Not All Your Expenses Are Counted
The top reason why you may end up with a bigger mortgage offer than you thought is because either you or the bank didn't account for all of your expenses. On the mortgage application, you're supposed to provide amounts for your household expenses and other liabilities (e.g. alimony, child support). The bank also takes a look at your credit report to determine how much you owe your creditors and how well you're able to keep up with the payments.
However, there may be expenses that both you and the bank didn't take in account when assessing your budget. This is particularly true if you are a first-time buyer or going from a zero rent situation (e.g. living with parents) to homeownership. If you have children, for instance, it's easy to overlook the clothing, annual tuition, and other—almost daily—expenses related to raising kids. Additionally, there are many expenses related to owning a home (e.g. repair, trash collection) you need to factor into your budget to ensure you have enough monthly income to cover all your liabilities.

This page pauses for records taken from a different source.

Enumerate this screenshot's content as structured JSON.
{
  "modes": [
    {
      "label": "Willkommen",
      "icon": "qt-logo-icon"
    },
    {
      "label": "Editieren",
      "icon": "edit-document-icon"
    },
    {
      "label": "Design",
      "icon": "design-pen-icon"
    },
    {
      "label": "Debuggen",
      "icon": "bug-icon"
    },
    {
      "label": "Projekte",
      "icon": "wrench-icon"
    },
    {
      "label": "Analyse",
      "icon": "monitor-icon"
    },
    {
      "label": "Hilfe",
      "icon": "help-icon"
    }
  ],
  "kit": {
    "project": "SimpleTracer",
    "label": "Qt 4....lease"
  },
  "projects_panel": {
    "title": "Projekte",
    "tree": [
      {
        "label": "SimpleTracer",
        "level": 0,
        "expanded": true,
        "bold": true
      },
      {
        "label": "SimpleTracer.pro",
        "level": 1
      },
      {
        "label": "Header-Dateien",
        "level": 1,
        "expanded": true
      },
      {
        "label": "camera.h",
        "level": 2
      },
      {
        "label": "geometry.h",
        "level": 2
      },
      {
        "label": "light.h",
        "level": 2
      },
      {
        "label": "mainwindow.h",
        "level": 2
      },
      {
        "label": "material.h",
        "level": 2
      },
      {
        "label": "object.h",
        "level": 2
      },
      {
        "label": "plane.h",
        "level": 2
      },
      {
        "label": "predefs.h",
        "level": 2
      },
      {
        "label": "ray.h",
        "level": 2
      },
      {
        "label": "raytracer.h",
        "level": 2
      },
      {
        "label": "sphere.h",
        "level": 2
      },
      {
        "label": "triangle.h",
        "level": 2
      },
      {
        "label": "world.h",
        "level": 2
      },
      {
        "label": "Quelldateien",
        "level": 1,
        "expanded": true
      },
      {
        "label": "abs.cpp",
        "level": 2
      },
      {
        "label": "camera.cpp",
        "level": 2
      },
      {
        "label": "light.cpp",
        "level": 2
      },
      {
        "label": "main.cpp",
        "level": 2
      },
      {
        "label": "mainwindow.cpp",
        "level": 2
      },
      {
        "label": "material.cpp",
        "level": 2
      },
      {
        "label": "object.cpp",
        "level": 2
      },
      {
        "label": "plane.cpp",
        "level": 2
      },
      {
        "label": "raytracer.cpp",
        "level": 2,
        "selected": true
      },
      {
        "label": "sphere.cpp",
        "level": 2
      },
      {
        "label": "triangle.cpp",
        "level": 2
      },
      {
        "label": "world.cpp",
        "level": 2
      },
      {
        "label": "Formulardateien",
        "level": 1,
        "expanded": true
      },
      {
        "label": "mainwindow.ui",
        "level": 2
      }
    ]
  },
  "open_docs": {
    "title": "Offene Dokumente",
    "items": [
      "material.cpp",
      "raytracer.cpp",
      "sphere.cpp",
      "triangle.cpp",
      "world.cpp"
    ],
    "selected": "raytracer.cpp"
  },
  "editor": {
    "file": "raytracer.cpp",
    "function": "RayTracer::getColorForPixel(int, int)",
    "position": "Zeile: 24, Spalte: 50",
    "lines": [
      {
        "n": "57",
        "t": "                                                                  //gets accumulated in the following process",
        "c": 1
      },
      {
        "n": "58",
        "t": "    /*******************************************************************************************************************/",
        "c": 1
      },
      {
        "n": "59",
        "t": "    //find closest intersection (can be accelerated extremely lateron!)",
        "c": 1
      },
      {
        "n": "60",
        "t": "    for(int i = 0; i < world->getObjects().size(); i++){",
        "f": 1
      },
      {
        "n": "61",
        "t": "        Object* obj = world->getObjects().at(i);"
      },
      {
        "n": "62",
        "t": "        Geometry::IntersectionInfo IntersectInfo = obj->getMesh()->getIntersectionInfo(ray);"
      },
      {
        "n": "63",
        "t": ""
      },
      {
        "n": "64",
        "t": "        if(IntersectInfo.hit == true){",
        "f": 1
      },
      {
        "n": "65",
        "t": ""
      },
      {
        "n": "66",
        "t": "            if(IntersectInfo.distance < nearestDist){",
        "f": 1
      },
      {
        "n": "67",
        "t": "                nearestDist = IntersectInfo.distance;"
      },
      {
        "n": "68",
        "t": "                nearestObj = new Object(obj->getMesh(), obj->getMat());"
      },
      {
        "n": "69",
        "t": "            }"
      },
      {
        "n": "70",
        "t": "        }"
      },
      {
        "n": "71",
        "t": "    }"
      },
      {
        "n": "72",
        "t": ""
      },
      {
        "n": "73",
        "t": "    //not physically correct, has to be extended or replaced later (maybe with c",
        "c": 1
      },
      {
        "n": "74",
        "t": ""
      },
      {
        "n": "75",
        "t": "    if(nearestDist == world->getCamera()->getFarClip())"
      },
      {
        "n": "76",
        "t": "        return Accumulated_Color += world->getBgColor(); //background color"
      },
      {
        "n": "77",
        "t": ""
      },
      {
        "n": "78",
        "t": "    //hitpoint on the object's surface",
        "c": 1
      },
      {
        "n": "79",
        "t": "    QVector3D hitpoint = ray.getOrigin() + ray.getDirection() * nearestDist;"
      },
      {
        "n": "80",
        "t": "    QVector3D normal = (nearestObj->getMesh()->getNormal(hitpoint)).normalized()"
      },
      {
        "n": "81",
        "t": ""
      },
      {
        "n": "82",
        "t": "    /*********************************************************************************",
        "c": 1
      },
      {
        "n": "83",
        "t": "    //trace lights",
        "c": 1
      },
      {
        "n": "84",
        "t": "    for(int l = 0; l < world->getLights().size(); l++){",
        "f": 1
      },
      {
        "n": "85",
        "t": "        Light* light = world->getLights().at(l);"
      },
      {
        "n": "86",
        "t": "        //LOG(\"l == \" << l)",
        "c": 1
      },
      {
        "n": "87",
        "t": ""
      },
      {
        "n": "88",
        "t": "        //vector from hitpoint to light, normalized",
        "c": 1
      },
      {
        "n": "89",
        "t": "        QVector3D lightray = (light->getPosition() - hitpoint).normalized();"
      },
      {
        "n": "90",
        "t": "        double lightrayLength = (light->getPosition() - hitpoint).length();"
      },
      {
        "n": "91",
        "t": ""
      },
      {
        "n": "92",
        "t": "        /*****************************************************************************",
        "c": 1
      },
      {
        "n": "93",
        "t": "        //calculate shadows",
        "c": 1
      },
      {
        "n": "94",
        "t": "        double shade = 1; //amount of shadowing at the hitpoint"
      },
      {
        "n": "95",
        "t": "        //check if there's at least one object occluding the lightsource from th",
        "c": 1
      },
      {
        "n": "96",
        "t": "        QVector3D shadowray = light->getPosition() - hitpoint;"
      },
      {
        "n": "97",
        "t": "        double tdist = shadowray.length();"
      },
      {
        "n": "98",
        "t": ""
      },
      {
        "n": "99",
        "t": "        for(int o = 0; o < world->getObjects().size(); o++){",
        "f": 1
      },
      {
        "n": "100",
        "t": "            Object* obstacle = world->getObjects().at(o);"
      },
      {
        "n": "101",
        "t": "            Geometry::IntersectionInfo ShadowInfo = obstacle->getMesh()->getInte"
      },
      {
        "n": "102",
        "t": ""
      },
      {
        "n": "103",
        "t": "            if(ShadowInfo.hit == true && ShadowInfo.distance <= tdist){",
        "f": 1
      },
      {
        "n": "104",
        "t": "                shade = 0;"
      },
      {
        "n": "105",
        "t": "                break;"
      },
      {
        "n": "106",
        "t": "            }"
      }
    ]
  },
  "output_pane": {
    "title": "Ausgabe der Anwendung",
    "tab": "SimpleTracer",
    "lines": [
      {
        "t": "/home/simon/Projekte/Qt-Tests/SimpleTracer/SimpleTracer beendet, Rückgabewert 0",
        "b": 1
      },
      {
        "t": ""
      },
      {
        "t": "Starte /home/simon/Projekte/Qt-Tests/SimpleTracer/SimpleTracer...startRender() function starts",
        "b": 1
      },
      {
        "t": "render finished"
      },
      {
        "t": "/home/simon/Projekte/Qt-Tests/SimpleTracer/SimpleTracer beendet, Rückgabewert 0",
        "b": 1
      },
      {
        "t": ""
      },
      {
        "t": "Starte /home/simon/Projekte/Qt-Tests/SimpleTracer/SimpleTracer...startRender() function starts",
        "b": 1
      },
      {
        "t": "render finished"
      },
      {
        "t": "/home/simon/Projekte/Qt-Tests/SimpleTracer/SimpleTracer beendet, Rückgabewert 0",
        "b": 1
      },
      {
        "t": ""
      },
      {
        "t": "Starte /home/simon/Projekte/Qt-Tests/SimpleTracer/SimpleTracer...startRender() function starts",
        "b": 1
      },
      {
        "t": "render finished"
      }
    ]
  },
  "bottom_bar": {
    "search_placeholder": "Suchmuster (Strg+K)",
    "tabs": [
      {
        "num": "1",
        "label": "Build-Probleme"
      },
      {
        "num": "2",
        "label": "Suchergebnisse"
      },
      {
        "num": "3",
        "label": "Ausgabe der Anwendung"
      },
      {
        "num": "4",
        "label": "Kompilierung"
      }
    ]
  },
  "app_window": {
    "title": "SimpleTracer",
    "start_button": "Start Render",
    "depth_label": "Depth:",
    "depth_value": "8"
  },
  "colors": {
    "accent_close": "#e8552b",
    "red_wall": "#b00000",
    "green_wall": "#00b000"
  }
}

Before accepting the offer from the bank, take an honest look at your income and list all of the expenses you have or expect to incur after purchasing the house, and compare the two to ensure you can truly afford the mortgage.
You Have Major Life Changes Coming Up
Another thing that will impact your ability to afford the mortgage is your future plans. Sometimes in the midst of searching for and buying a home, people forget about the changes that may be occurring in their lives in the near future and the financial impact those changes may bring. For instance, if your aging parent may need someone to care for him or her in the next year or two, you should account for the cost of having your parent live with you (e.g. in-home nurse, health care).
Even if you don't expect your future plans to manifest for several years, you should consider how your finances will be affected by them and make the appropriate decision based on that to ensure you can still afford your mortgage when those changes occur.
For more information, contact local professionals like Remo Paul Group.